─── Data excerpts ───
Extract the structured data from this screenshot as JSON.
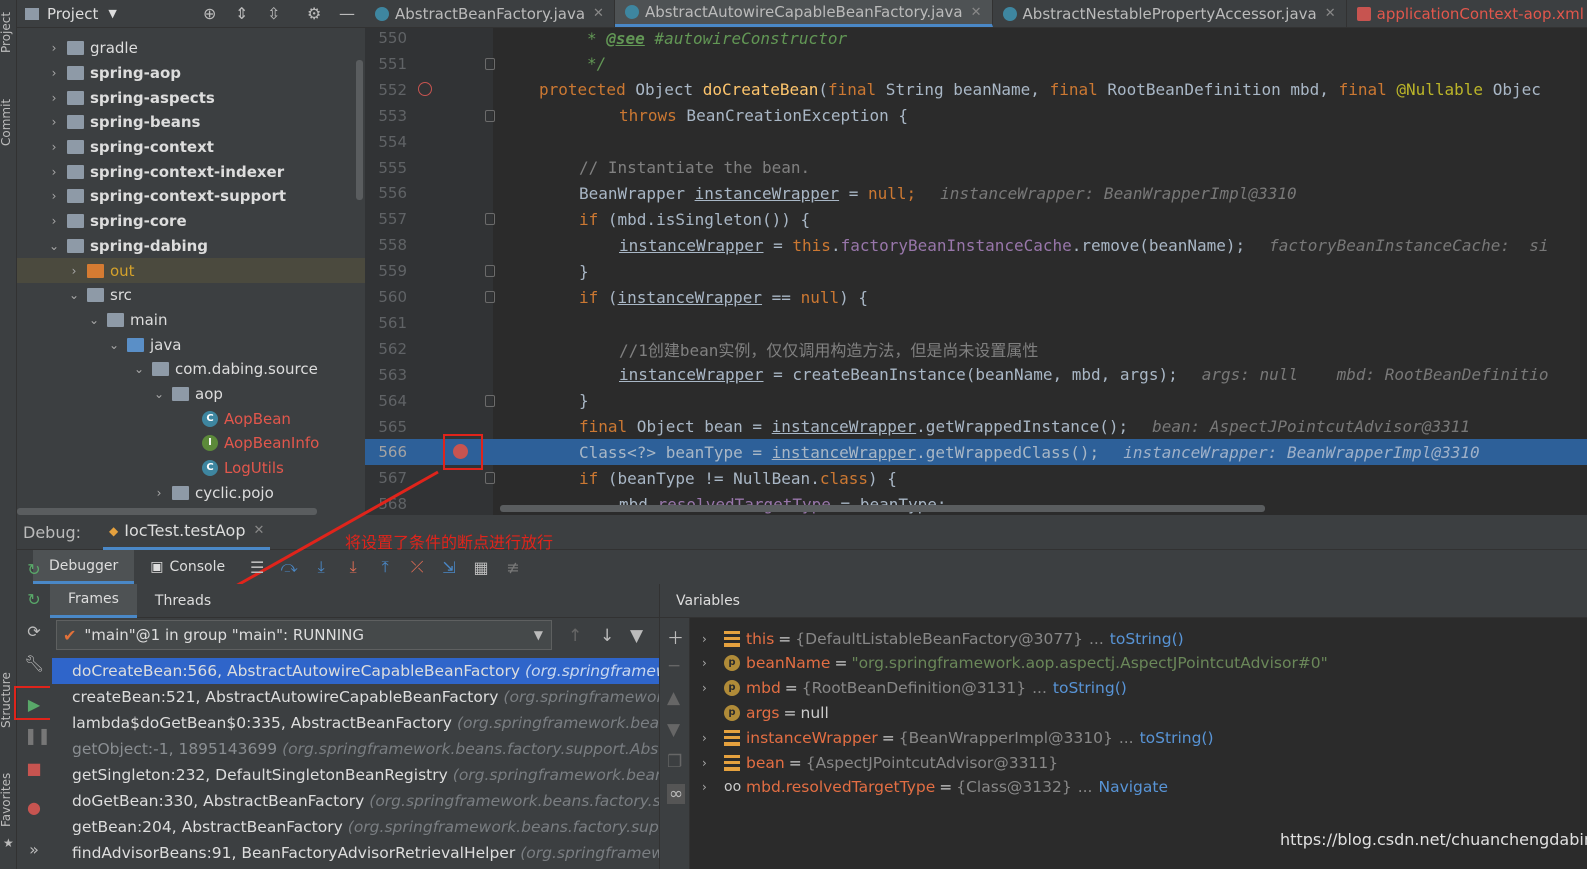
{
  "left_strip": {
    "project_label": "Project",
    "commit_label": "Commit",
    "structure_label": "Structure",
    "favorites_label": "Favorites"
  },
  "project": {
    "title": "Project",
    "tree": [
      {
        "label": "gradle",
        "type": "folder"
      },
      {
        "label": "spring-aop",
        "type": "module"
      },
      {
        "label": "spring-aspects",
        "type": "module"
      },
      {
        "label": "spring-beans",
        "type": "module"
      },
      {
        "label": "spring-context",
        "type": "module"
      },
      {
        "label": "spring-context-indexer",
        "type": "module"
      },
      {
        "label": "spring-context-support",
        "type": "module"
      },
      {
        "label": "spring-core",
        "type": "module"
      },
      {
        "label": "spring-dabing",
        "type": "module"
      },
      {
        "label": "out",
        "type": "out"
      },
      {
        "label": "src",
        "type": "folder"
      },
      {
        "label": "main",
        "type": "folder"
      },
      {
        "label": "java",
        "type": "source"
      },
      {
        "label": "com.dabing.source",
        "type": "package"
      },
      {
        "label": "aop",
        "type": "package"
      },
      {
        "label": "AopBean",
        "type": "class"
      },
      {
        "label": "AopBeanInfo",
        "type": "interface"
      },
      {
        "label": "LogUtils",
        "type": "class"
      },
      {
        "label": "cyclic.pojo",
        "type": "package"
      }
    ]
  },
  "editor": {
    "tabs": [
      {
        "label": "AbstractBeanFactory.java"
      },
      {
        "label": "AbstractAutowireCapableBeanFactory.java"
      },
      {
        "label": "AbstractNestablePropertyAccessor.java"
      },
      {
        "label": "applicationContext-aop.xml"
      }
    ],
    "line_numbers": [
      "550",
      "551",
      "552",
      "553",
      "554",
      "555",
      "556",
      "557",
      "558",
      "559",
      "560",
      "561",
      "562",
      "563",
      "564",
      "565",
      "566",
      "567",
      "568"
    ],
    "lines": {
      "l550_tag": "@see",
      "l550_rest": " #autowireConstructor",
      "l550_star": "* ",
      "l551": "*/",
      "l552_kw": "protected",
      "l552_a": " Object ",
      "l552_fn": "doCreateBean",
      "l552_b": "(",
      "l552_kw2": "final",
      "l552_c": " String beanName, ",
      "l552_kw3": "final",
      "l552_d": " RootBeanDefinition mbd, ",
      "l552_kw4": "final",
      "l552_ann": " @Nullable",
      "l552_e": " Objec",
      "l553_kw": "throws",
      "l553_rest": " BeanCreationException {",
      "l555": "// Instantiate the bean.",
      "l556_a": "BeanWrapper ",
      "l556_var": "instanceWrapper",
      "l556_b": " = ",
      "l556_kw": "null",
      "l556_c": ";",
      "l556_hint": "instanceWrapper: BeanWrapperImpl@3310",
      "l557_kw": "if",
      "l557_rest": " (mbd.isSingleton()) {",
      "l558_var": "instanceWrapper",
      "l558_a": " = ",
      "l558_kw": "this",
      "l558_b": ".",
      "l558_fld": "factoryBeanInstanceCache",
      "l558_c": ".remove(beanName);",
      "l558_hint": "factoryBeanInstanceCache:  si",
      "l559": "}",
      "l560_kw": "if",
      "l560_a": " (",
      "l560_var": "instanceWrapper",
      "l560_b": " == ",
      "l560_kw2": "null",
      "l560_c": ") {",
      "l562": "//1创建bean实例，仅仅调用构造方法，但是尚未设置属性",
      "l563_var": "instanceWrapper",
      "l563_a": " = createBeanInstance(beanName, mbd, args);",
      "l563_hint": "args: null    mbd: RootBeanDefinitio",
      "l564": "}",
      "l565_kw": "final",
      "l565_a": " Object bean = ",
      "l565_var": "instanceWrapper",
      "l565_b": ".getWrappedInstance();",
      "l565_hint": "bean: AspectJPointcutAdvisor@3311",
      "l566_a": "Class<?> beanType = ",
      "l566_var": "instanceWrapper",
      "l566_b": ".getWrappedClass();",
      "l566_hint": "instanceWrapper: BeanWrapperImpl@3310",
      "l567_kw": "if",
      "l567_a": " (beanType != NullBean.",
      "l567_kw2": "class",
      "l567_b": ") {",
      "l568_a": "mbd.",
      "l568_fld": "resolvedTargetType",
      "l568_b": " = beanType;"
    }
  },
  "debug": {
    "label": "Debug:",
    "session": "IocTest.testAop",
    "annotation": "将设置了条件的断点进行放行",
    "tabs": {
      "debugger": "Debugger",
      "console": "Console"
    },
    "frames_tabs": {
      "frames": "Frames",
      "threads": "Threads"
    },
    "thread": "\"main\"@1 in group \"main\": RUNNING",
    "frames": [
      {
        "method": "doCreateBean:566, AbstractAutowireCapableBeanFactory",
        "pkg": "(org.springframework.b"
      },
      {
        "method": "createBean:521, AbstractAutowireCapableBeanFactory",
        "pkg": "(org.springframework.bea"
      },
      {
        "method": "lambda$doGetBean$0:335, AbstractBeanFactory",
        "pkg": "(org.springframework.beans.fact"
      },
      {
        "method": "getObject:-1, 1895143699",
        "pkg": "(org.springframework.beans.factory.support.AbstractB"
      },
      {
        "method": "getSingleton:232, DefaultSingletonBeanRegistry",
        "pkg": "(org.springframework.beans.fact"
      },
      {
        "method": "doGetBean:330, AbstractBeanFactory",
        "pkg": "(org.springframework.beans.factory.suppor"
      },
      {
        "method": "getBean:204, AbstractBeanFactory",
        "pkg": "(org.springframework.beans.factory.support)"
      },
      {
        "method": "findAdvisorBeans:91, BeanFactoryAdvisorRetrievalHelper",
        "pkg": "(org.springframework.a"
      }
    ],
    "variables_title": "Variables",
    "variables": [
      {
        "name": "this",
        "value": "{DefaultListableBeanFactory@3077}",
        "extra": "... toString()",
        "icon": "field",
        "expandable": true
      },
      {
        "name": "beanName",
        "value": "\"org.springframework.aop.aspectj.AspectJPointcutAdvisor#0\"",
        "extra": "",
        "icon": "param",
        "expandable": true
      },
      {
        "name": "mbd",
        "value": "{RootBeanDefinition@3131}",
        "extra": "... toString()",
        "icon": "param",
        "expandable": true
      },
      {
        "name": "args",
        "value": "null",
        "extra": "",
        "icon": "param",
        "expandable": false
      },
      {
        "name": "instanceWrapper",
        "value": "{BeanWrapperImpl@3310}",
        "extra": "... toString()",
        "icon": "field",
        "expandable": true
      },
      {
        "name": "bean",
        "value": "{AspectJPointcutAdvisor@3311}",
        "extra": "",
        "icon": "field",
        "expandable": true
      },
      {
        "name": "mbd.resolvedTargetType",
        "value": "{Class@3132}",
        "extra": "... Navigate",
        "icon": "glasses",
        "expandable": true
      }
    ]
  },
  "watermark": "https://blog.csdn.net/chuanchengdabing"
}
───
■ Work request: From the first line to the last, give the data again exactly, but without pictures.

■ Your solution:
Extract the structured data from this screenshot as JSON.
{
  "left_strip": {
    "project_label": "Project",
    "commit_label": "Commit",
    "structure_label": "Structure",
    "favorites_label": "Favorites"
  },
  "project": {
    "title": "Project",
    "tree": [
      {
        "label": "gradle",
        "type": "folder"
      },
      {
        "label": "spring-aop",
        "type": "module"
      },
      {
        "label": "spring-aspects",
        "type": "module"
      },
      {
        "label": "spring-beans",
        "type": "module"
      },
      {
        "label": "spring-context",
        "type": "module"
      },
      {
        "label": "spring-context-indexer",
        "type": "module"
      },
      {
        "label": "spring-context-support",
        "type": "module"
      },
      {
        "label": "spring-core",
        "type": "module"
      },
      {
        "label": "spring-dabing",
        "type": "module"
      },
      {
        "label": "out",
        "type": "out"
      },
      {
        "label": "src",
        "type": "folder"
      },
      {
        "label": "main",
        "type": "folder"
      },
      {
        "label": "java",
        "type": "source"
      },
      {
        "label": "com.dabing.source",
        "type": "package"
      },
      {
        "label": "aop",
        "type": "package"
      },
      {
        "label": "AopBean",
        "type": "class"
      },
      {
        "label": "AopBeanInfo",
        "type": "interface"
      },
      {
        "label": "LogUtils",
        "type": "class"
      },
      {
        "label": "cyclic.pojo",
        "type": "package"
      }
    ]
  },
  "editor": {
    "tabs": [
      {
        "label": "AbstractBeanFactory.java"
      },
      {
        "label": "AbstractAutowireCapableBeanFactory.java"
      },
      {
        "label": "AbstractNestablePropertyAccessor.java"
      },
      {
        "label": "applicationContext-aop.xml"
      }
    ],
    "line_numbers": [
      "550",
      "551",
      "552",
      "553",
      "554",
      "555",
      "556",
      "557",
      "558",
      "559",
      "560",
      "561",
      "562",
      "563",
      "564",
      "565",
      "566",
      "567",
      "568"
    ],
    "lines": {
      "l550_tag": "@see",
      "l550_rest": " #autowireConstructor",
      "l550_star": "* ",
      "l551": "*/",
      "l552_kw": "protected",
      "l552_a": " Object ",
      "l552_fn": "doCreateBean",
      "l552_b": "(",
      "l552_kw2": "final",
      "l552_c": " String beanName, ",
      "l552_kw3": "final",
      "l552_d": " RootBeanDefinition mbd, ",
      "l552_kw4": "final",
      "l552_ann": " @Nullable",
      "l552_e": " Objec",
      "l553_kw": "throws",
      "l553_rest": " BeanCreationException {",
      "l555": "// Instantiate the bean.",
      "l556_a": "BeanWrapper ",
      "l556_var": "instanceWrapper",
      "l556_b": " = ",
      "l556_kw": "null",
      "l556_c": ";",
      "l556_hint": "instanceWrapper: BeanWrapperImpl@3310",
      "l557_kw": "if",
      "l557_rest": " (mbd.isSingleton()) {",
      "l558_var": "instanceWrapper",
      "l558_a": " = ",
      "l558_kw": "this",
      "l558_b": ".",
      "l558_fld": "factoryBeanInstanceCache",
      "l558_c": ".remove(beanName);",
      "l558_hint": "factoryBeanInstanceCache:  si",
      "l559": "}",
      "l560_kw": "if",
      "l560_a": " (",
      "l560_var": "instanceWrapper",
      "l560_b": " == ",
      "l560_kw2": "null",
      "l560_c": ") {",
      "l562": "//1创建bean实例，仅仅调用构造方法，但是尚未设置属性",
      "l563_var": "instanceWrapper",
      "l563_a": " = createBeanInstance(beanName, mbd, args);",
      "l563_hint": "args: null    mbd: RootBeanDefinitio",
      "l564": "}",
      "l565_kw": "final",
      "l565_a": " Object bean = ",
      "l565_var": "instanceWrapper",
      "l565_b": ".getWrappedInstance();",
      "l565_hint": "bean: AspectJPointcutAdvisor@3311",
      "l566_a": "Class<?> beanType = ",
      "l566_var": "instanceWrapper",
      "l566_b": ".getWrappedClass();",
      "l566_hint": "instanceWrapper: BeanWrapperImpl@3310",
      "l567_kw": "if",
      "l567_a": " (beanType != NullBean.",
      "l567_kw2": "class",
      "l567_b": ") {",
      "l568_a": "mbd.",
      "l568_fld": "resolvedTargetType",
      "l568_b": " = beanType;"
    }
  },
  "debug": {
    "label": "Debug:",
    "session": "IocTest.testAop",
    "annotation": "将设置了条件的断点进行放行",
    "tabs": {
      "debugger": "Debugger",
      "console": "Console"
    },
    "frames_tabs": {
      "frames": "Frames",
      "threads": "Threads"
    },
    "thread": "\"main\"@1 in group \"main\": RUNNING",
    "frames": [
      {
        "method": "doCreateBean:566, AbstractAutowireCapableBeanFactory",
        "pkg": "(org.springframework.b"
      },
      {
        "method": "createBean:521, AbstractAutowireCapableBeanFactory",
        "pkg": "(org.springframework.bea"
      },
      {
        "method": "lambda$doGetBean$0:335, AbstractBeanFactory",
        "pkg": "(org.springframework.beans.fact"
      },
      {
        "method": "getObject:-1, 1895143699",
        "pkg": "(org.springframework.beans.factory.support.AbstractB"
      },
      {
        "method": "getSingleton:232, DefaultSingletonBeanRegistry",
        "pkg": "(org.springframework.beans.fact"
      },
      {
        "method": "doGetBean:330, AbstractBeanFactory",
        "pkg": "(org.springframework.beans.factory.suppor"
      },
      {
        "method": "getBean:204, AbstractBeanFactory",
        "pkg": "(org.springframework.beans.factory.support)"
      },
      {
        "method": "findAdvisorBeans:91, BeanFactoryAdvisorRetrievalHelper",
        "pkg": "(org.springframework.a"
      }
    ],
    "variables_title": "Variables",
    "variables": [
      {
        "name": "this",
        "value": "{DefaultListableBeanFactory@3077}",
        "extra": "... toString()",
        "icon": "field",
        "expandable": true
      },
      {
        "name": "beanName",
        "value": "\"org.springframework.aop.aspectj.AspectJPointcutAdvisor#0\"",
        "extra": "",
        "icon": "param",
        "expandable": true
      },
      {
        "name": "mbd",
        "value": "{RootBeanDefinition@3131}",
        "extra": "... toString()",
        "icon": "param",
        "expandable": true
      },
      {
        "name": "args",
        "value": "null",
        "extra": "",
        "icon": "param",
        "expandable": false
      },
      {
        "name": "instanceWrapper",
        "value": "{BeanWrapperImpl@3310}",
        "extra": "... toString()",
        "icon": "field",
        "expandable": true
      },
      {
        "name": "bean",
        "value": "{AspectJPointcutAdvisor@3311}",
        "extra": "",
        "icon": "field",
        "expandable": true
      },
      {
        "name": "mbd.resolvedTargetType",
        "value": "{Class@3132}",
        "extra": "... Navigate",
        "icon": "glasses",
        "expandable": true
      }
    ]
  },
  "watermark": "https://blog.csdn.net/chuanchengdabing"
}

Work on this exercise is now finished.